“Stop” doesn’t mean head toward the intersection at 50 miles per hour on a residential block, lightly tap the brake and blow through it at about 40.

“Stop” doesn’t mean roll out into the middle of the intersection.

“Stop” doesn’t mean stop at the intersection and refuse to move until the closest oncoming car is somewhere around Netcong.

“Stop” means stop, check for oncoming traffic or pedestrians, and then proceed.

Seriously, is it really that hard?

Unemployment Nine: Check engine

OK, I really don’t need this right now.

While on a very quick errand to BJ’s yesterday to fetch a case of G2 — the low-calorie Gatorade, which has become as prominent in my blood stream as Guinness and Jack Daniel’s — the “check engine” light in my car flickered on and stayed on.

Check Engine

Check Engine

First of all, as anyone who looks at this blog can see, I’m unemployed right now.

Second, I already had my big car expense for 2008 in March, as the result of an unsuccessful scuffle with a gigantic pothole in February. I fought the pothole and the pothole won.

On the bright side, everything about the car felt the same. I drove the car for a little while just to complete my errands and get home, paying very close attention to its performance, and there was no difference.

So I am seriously hoping that whatever caused the check engine light to go on is minor, because I really can’t deal with a major expense right now. If my mechanic calls with some really bad news, the next light to go on might be “check pulse” or “check blood/alcohol level,” depending on whether or not I pass out on the way to the liquor cabinet.

At peace

My strife over the big decision on my car is over.

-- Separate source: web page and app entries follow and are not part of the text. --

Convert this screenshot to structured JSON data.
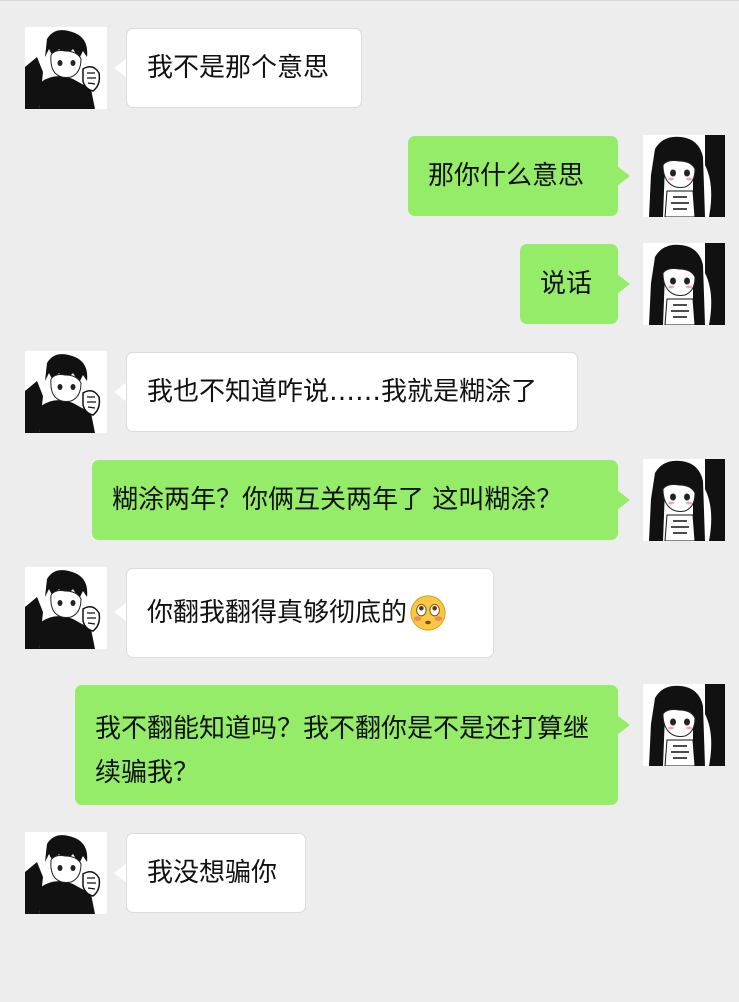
{
  "messages": [
    {
      "side": "left",
      "text": "我不是那个意思"
    },
    {
      "side": "right",
      "text": "那你什么意思"
    },
    {
      "side": "right",
      "text": "说话"
    },
    {
      "side": "left",
      "text": "我也不知道咋说……我就是糊涂了"
    },
    {
      "side": "right",
      "text": "糊涂两年？你俩互关两年了 这叫糊涂？"
    },
    {
      "side": "left",
      "text": "你翻我翻得真够彻底的",
      "emoji": "flushed-face-emoji"
    },
    {
      "side": "right",
      "text": "我不翻能知道吗？我不翻你是不是还打算继续骗我？"
    },
    {
      "side": "left",
      "text": "我没想骗你"
    }
  ],
  "colors": {
    "background": "#ededed",
    "self_bubble": "#95ec69",
    "other_bubble": "#ffffff"
  },
  "icons": {
    "left_avatar": "boy-anime-avatar",
    "right_avatar": "girl-anime-avatar"
  }
}
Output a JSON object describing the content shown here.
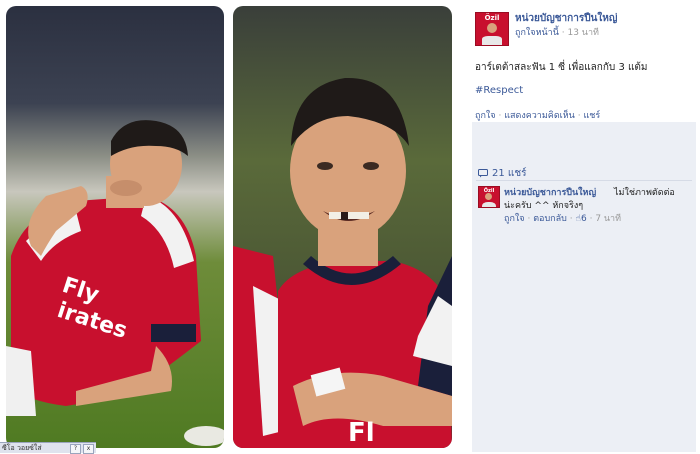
{
  "photos": {
    "left_alt": "Player in red kit blowing a kiss on the pitch",
    "right_alt": "Player in red kit smiling with a missing front tooth"
  },
  "post": {
    "page_name": "หน่วยบัญชาการปืนใหญ่",
    "avatar_label": "Özil",
    "page_link": "ถูกใจหน้านี้",
    "separator": "·",
    "time": "13 นาที",
    "text": "อาร์เตต้าสละฟัน 1 ซี่ เพื่อแลกกับ 3 แต้ม",
    "hashtag": "#Respect",
    "actions": {
      "like": "ถูกใจ",
      "comment": "แสดงความคิดเห็น",
      "share": "แชร์"
    }
  },
  "feedback": {
    "shares": "21 แชร์",
    "comment": {
      "author": "หน่วยบัญชาการปืนใหญ่",
      "avatar_label": "Özil",
      "text_line1": "ไม่ใช่ภาพตัดต่อ",
      "text_line2": "น่ะครับ ^^ หักจริงๆ",
      "like": "ถูกใจ",
      "reply": "ตอบกลับ",
      "likes_count": "6",
      "time": "7 นาที"
    }
  },
  "bottom_widget": {
    "label": "ซีโอ วอยซ์ใส่",
    "btn_help": "?",
    "btn_close": "x"
  },
  "colors": {
    "link": "#3b5998",
    "arsenal_red": "#c8102e",
    "feedback_bg": "#eceff5"
  }
}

I picked up my trusty merlot-colored Accord Friday, and it looks absolutely beautiful.

I know it sounds cliché, but the car really looks like it just came out of a showroom, which isn’t easy to pull off with an 11-year-old vehicle.

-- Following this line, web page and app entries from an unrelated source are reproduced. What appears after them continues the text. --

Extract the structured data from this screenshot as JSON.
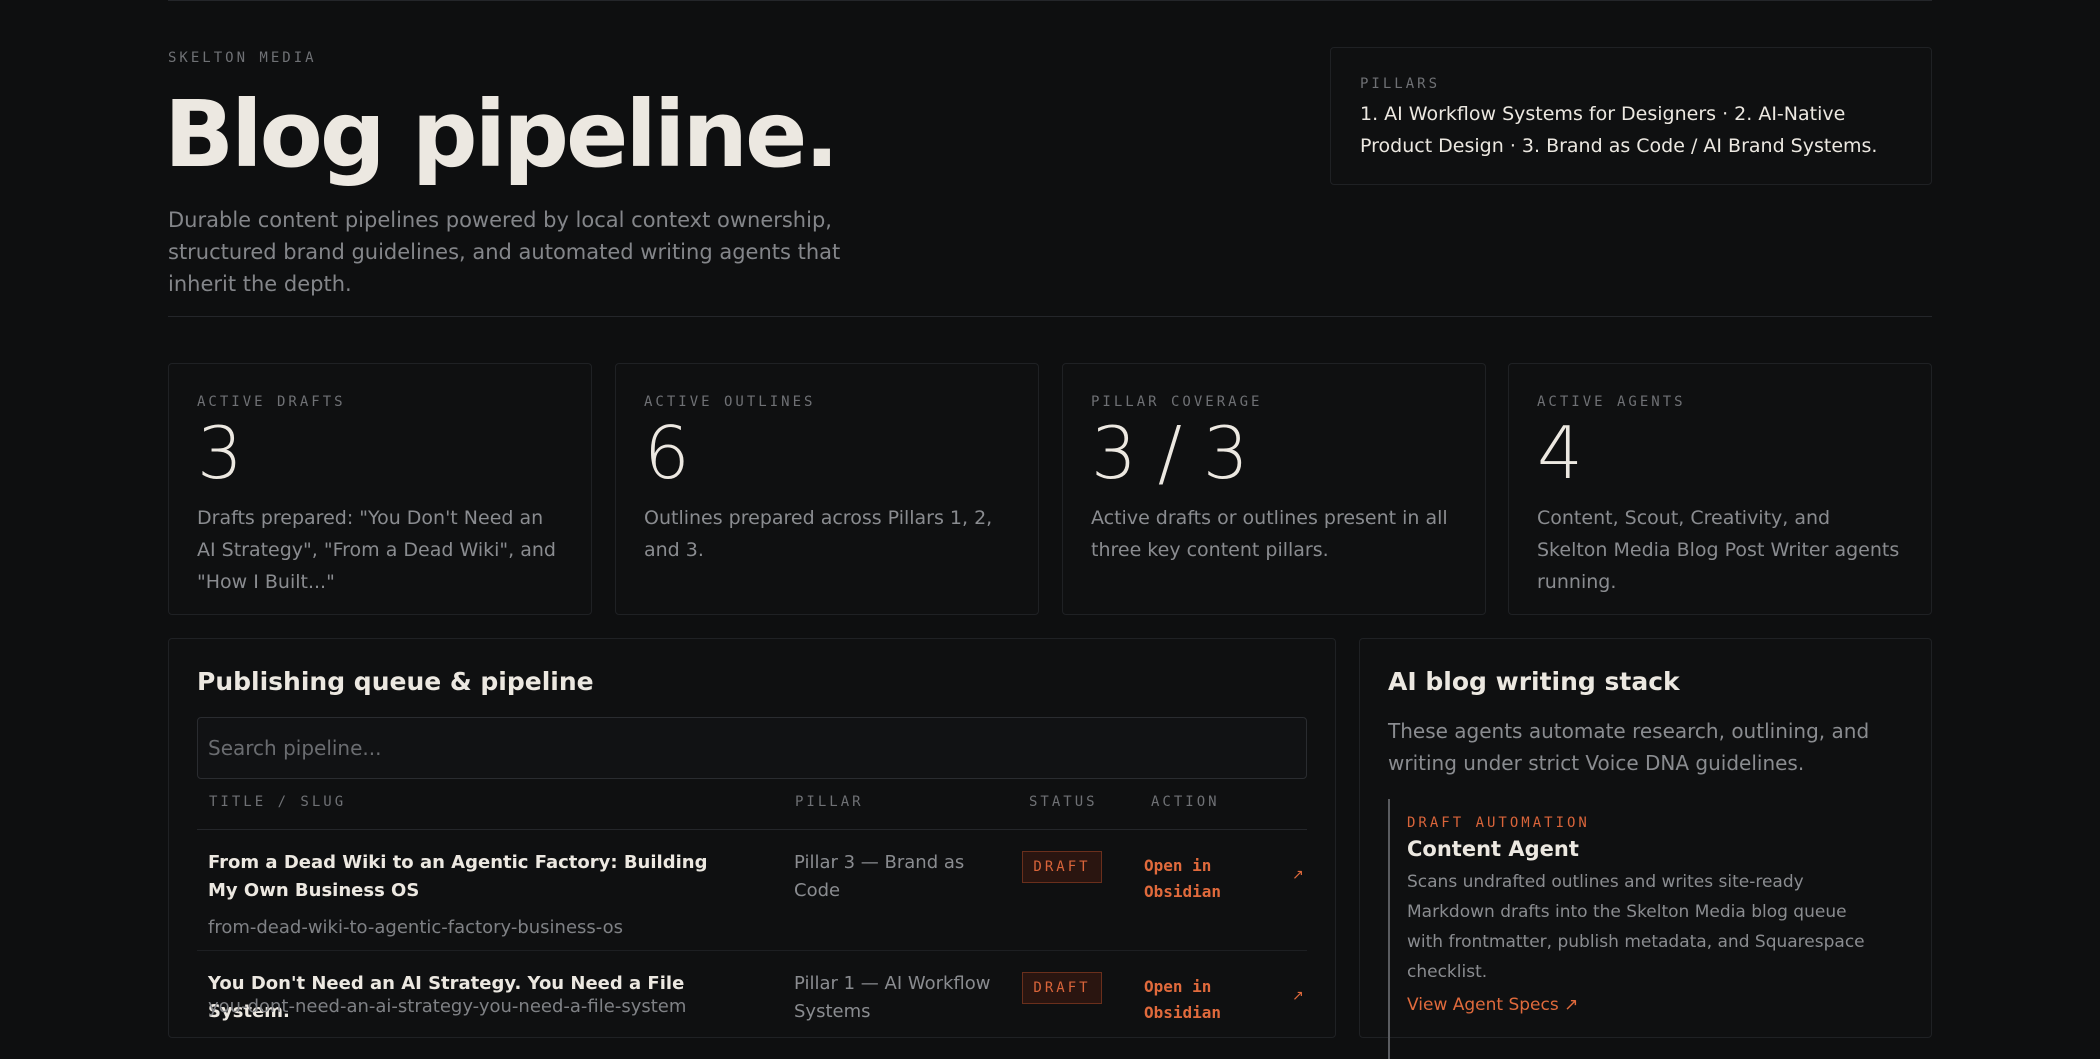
{
  "header": {
    "eyebrow": "SKELTON MEDIA",
    "title": "Blog pipeline.",
    "subtitle": "Durable content pipelines powered by local context ownership, structured brand guidelines, and automated writing agents that inherit the depth."
  },
  "pillars": {
    "label": "PILLARS",
    "text": "1. AI Workflow Systems for Designers · 2. AI-Native Product Design · 3. Brand as Code / AI Brand Systems."
  },
  "stats": [
    {
      "label": "ACTIVE DRAFTS",
      "value": "3",
      "desc": "Drafts prepared: \"You Don't Need an AI Strategy\", \"From a Dead Wiki\", and \"How I Built...\""
    },
    {
      "label": "ACTIVE OUTLINES",
      "value": "6",
      "desc": "Outlines prepared across Pillars 1, 2, and 3."
    },
    {
      "label": "PILLAR COVERAGE",
      "value": "3 / 3",
      "desc": "Active drafts or outlines present in all three key content pillars."
    },
    {
      "label": "ACTIVE AGENTS",
      "value": "4",
      "desc": "Content, Scout, Creativity, and Skelton Media Blog Post Writer agents running."
    }
  ],
  "queue": {
    "title": "Publishing queue & pipeline",
    "search_placeholder": "Search pipeline...",
    "columns": [
      "TITLE / SLUG",
      "PILLAR",
      "STATUS",
      "ACTION"
    ],
    "rows": [
      {
        "title": "From a Dead Wiki to an Agentic Factory: Building My Own Business OS",
        "slug": "from-dead-wiki-to-agentic-factory-business-os",
        "pillar": "Pillar 3 — Brand as Code",
        "status": "DRAFT",
        "action": "Open in Obsidian",
        "arrow": "↗"
      },
      {
        "title": "You Don't Need an AI Strategy. You Need a File System.",
        "slug": "you-dont-need-an-ai-strategy-you-need-a-file-system",
        "pillar": "Pillar 1 — AI Workflow Systems",
        "status": "DRAFT",
        "action": "Open in Obsidian",
        "arrow": "↗"
      }
    ]
  },
  "stack": {
    "title": "AI blog writing stack",
    "desc": "These agents automate research, outlining, and writing under strict Voice DNA guidelines.",
    "agent": {
      "eyebrow": "DRAFT AUTOMATION",
      "name": "Content Agent",
      "desc": "Scans undrafted outlines and writes site-ready Markdown drafts into the Skelton Media blog queue with frontmatter, publish metadata, and Squarespace checklist.",
      "link": "View Agent Specs ↗"
    }
  },
  "colors": {
    "background": "#0e0f10",
    "accent": "#e06a3c",
    "text": "#ece8e1",
    "muted": "#8a8c90"
  }
}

The car’s running great (which has nothing whatsoever to do with the body work, but just saying), and replacing the tacky, horrendous gold trim with normal chrome trim did wonders for its appearance.

Another good result: I’m being extra careful with the car now. Seeing the car looking this good is incentive to keep it that way. I’ll never be one of those obsessive-compulsive people who springs out of his car with a cloth every time a drop of water hits it, but I’m really going to make an effort to keep my ride in tip-top shape.

Thanks to all who chimed in with advice. Viva la Honda!

Am I making a huge mistake?

I currently drive a 1997 Honda Accord with a little over 102,000 miles on it. After recently spending nearly $900 on the car last month due to an encounter with Pothole-Zilla, I’m on the verge of doing something even crazier.

I’ve had the car about six years and, as time has passed, I’m more and more convinced that it was in an accident of some sort and was repainted. What started out as a small sun spot on my roof spread like a virus. And the paint is starting to peel on other parts of the car.

The person who previously owned it clearly had no taste, as they had a chance to change the car’s color and elected not to do so. The previous owner clearly was not of the Caucasian persuasion, either, as the car is dark purple with gold trim. I, however, prefer to call it merlot.

Anyway, a body shop that I’ve brought cars to for years is closing at the end of the month, so I decided to bring my car in and let them have at it before they shuttered their doors.

Bottom line: I am about to spend $3,500 on an 11-year-old car with 102,000-plus miles on it. The plus side is that they do great work and it will look like it came out of a showroom. The minus side? Duh! $3,500!

Am I crazy for doing this? Part of my motivation is that with the way the car looked, I would have been lucky to get $500 for it on a trade-in. Now, at least, if I can get through one more year with it, I should be able to get something half-decent back. Plus, it would be nice for the ego to look like I have a newer car, even though it is what it is.

The car runs well and always has. However, as I said, it’s 11 years old, so performance will inevitably deteriorate, as will parts.

But I really can’t afford a new (and by “new,” I really mean “decent used”) car right now.

So I guess I’ll just keep my fingers crossed and hope I didn’t chase bad money, to steal an expression from the gambling world.